Given data Start Marker
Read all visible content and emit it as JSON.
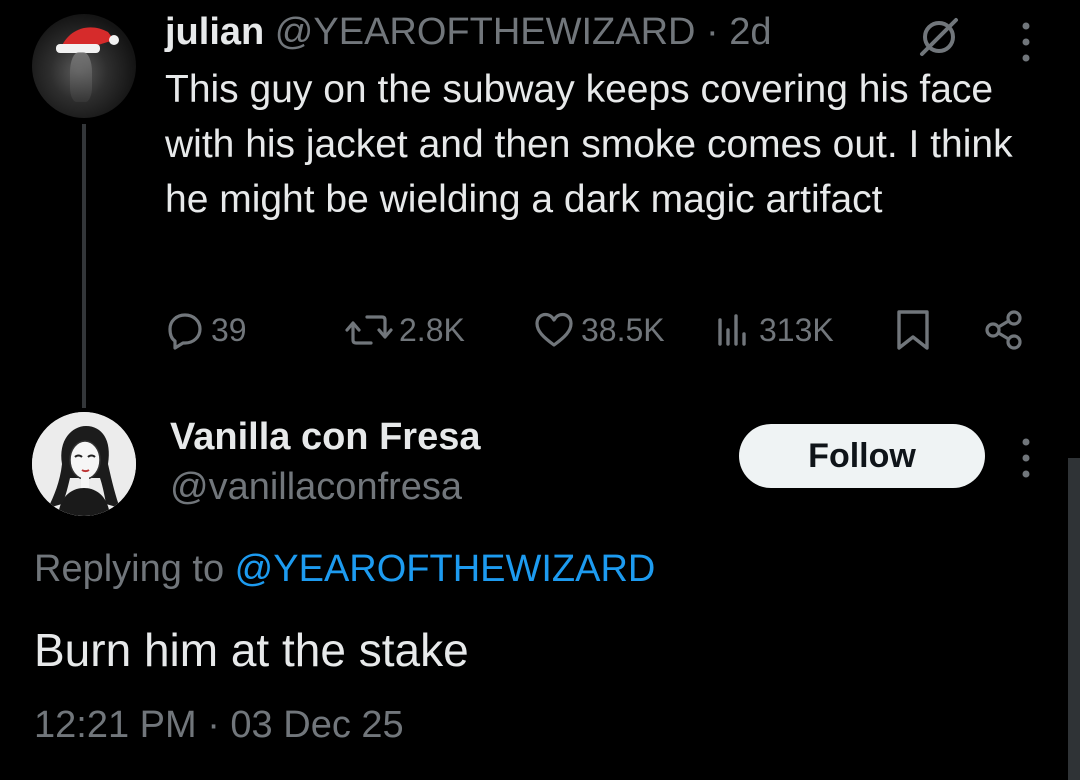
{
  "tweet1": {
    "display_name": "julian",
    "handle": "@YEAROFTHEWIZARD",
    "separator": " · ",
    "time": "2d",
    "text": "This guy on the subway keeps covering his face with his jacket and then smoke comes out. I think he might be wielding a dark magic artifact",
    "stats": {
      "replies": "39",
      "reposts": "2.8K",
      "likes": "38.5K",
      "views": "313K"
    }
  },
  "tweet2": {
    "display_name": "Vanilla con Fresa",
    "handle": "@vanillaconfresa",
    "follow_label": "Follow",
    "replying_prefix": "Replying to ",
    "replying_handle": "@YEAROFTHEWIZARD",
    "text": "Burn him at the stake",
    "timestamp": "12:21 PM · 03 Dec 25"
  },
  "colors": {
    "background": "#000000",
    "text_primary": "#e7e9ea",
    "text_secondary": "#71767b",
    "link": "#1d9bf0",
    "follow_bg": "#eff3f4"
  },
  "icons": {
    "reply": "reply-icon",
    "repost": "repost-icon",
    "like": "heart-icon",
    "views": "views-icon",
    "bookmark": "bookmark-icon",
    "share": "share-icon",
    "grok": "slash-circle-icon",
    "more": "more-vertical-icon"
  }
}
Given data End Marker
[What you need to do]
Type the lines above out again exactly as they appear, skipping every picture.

[Task solution]
Read all visible content and emit it as JSON.
{
  "tweet1": {
    "display_name": "julian",
    "handle": "@YEAROFTHEWIZARD",
    "separator": " · ",
    "time": "2d",
    "text": "This guy on the subway keeps covering his face with his jacket and then smoke comes out. I think he might be wielding a dark magic artifact",
    "stats": {
      "replies": "39",
      "reposts": "2.8K",
      "likes": "38.5K",
      "views": "313K"
    }
  },
  "tweet2": {
    "display_name": "Vanilla con Fresa",
    "handle": "@vanillaconfresa",
    "follow_label": "Follow",
    "replying_prefix": "Replying to ",
    "replying_handle": "@YEAROFTHEWIZARD",
    "text": "Burn him at the stake",
    "timestamp": "12:21 PM · 03 Dec 25"
  },
  "colors": {
    "background": "#000000",
    "text_primary": "#e7e9ea",
    "text_secondary": "#71767b",
    "link": "#1d9bf0",
    "follow_bg": "#eff3f4"
  },
  "icons": {
    "reply": "reply-icon",
    "repost": "repost-icon",
    "like": "heart-icon",
    "views": "views-icon",
    "bookmark": "bookmark-icon",
    "share": "share-icon",
    "grok": "slash-circle-icon",
    "more": "more-vertical-icon"
  }
}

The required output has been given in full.